Exercise inputs below:
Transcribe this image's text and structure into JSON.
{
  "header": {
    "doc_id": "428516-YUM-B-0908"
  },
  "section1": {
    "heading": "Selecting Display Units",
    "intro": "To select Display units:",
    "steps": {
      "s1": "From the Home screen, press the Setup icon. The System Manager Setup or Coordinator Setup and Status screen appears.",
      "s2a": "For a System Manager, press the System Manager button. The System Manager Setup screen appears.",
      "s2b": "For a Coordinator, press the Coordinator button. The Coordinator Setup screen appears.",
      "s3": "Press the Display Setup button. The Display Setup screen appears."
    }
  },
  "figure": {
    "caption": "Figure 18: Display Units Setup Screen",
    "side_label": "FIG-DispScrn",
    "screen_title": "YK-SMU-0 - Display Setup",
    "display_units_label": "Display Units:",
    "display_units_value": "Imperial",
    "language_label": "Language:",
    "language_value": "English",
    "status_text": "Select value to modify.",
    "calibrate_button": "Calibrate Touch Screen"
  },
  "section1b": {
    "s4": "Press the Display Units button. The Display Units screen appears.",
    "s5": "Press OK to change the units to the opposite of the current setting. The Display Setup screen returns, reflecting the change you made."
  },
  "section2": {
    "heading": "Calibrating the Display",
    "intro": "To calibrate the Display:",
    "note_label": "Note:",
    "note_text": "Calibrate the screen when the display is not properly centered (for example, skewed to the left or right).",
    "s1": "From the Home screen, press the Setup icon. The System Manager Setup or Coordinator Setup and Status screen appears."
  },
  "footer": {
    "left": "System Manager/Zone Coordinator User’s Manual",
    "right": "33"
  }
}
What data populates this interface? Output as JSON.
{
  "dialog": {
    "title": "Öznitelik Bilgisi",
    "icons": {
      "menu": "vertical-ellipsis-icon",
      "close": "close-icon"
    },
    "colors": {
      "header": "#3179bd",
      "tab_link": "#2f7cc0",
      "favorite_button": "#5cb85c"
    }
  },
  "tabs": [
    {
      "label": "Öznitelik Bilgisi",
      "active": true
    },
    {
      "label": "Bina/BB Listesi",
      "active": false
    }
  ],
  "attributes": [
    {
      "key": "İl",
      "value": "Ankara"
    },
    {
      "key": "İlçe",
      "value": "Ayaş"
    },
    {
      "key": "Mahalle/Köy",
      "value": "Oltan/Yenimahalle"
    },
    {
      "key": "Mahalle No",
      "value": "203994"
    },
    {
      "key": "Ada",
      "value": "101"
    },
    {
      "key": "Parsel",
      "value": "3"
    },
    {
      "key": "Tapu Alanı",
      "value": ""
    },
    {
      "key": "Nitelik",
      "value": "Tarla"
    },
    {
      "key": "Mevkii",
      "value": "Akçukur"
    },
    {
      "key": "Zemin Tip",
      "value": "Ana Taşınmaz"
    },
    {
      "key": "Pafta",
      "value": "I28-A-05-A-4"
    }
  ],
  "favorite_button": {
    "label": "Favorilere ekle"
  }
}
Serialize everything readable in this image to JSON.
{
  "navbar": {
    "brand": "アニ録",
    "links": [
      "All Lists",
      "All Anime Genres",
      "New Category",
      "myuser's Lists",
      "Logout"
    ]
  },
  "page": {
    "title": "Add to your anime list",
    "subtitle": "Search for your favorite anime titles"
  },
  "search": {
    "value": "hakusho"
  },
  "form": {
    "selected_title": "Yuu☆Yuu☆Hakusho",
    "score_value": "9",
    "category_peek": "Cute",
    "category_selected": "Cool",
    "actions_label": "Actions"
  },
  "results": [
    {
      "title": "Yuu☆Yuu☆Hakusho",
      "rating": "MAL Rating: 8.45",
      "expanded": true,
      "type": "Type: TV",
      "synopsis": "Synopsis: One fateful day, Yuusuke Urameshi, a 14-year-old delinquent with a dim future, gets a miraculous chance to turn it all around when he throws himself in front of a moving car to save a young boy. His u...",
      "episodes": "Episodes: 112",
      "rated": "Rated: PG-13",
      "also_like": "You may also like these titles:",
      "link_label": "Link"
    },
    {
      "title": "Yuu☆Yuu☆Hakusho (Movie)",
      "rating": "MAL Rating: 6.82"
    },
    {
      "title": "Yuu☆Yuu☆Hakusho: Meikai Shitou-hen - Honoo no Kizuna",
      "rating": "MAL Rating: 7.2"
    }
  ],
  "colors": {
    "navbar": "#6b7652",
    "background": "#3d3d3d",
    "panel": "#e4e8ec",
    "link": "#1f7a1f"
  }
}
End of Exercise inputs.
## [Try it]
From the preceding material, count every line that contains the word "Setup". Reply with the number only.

## [Your solution]
8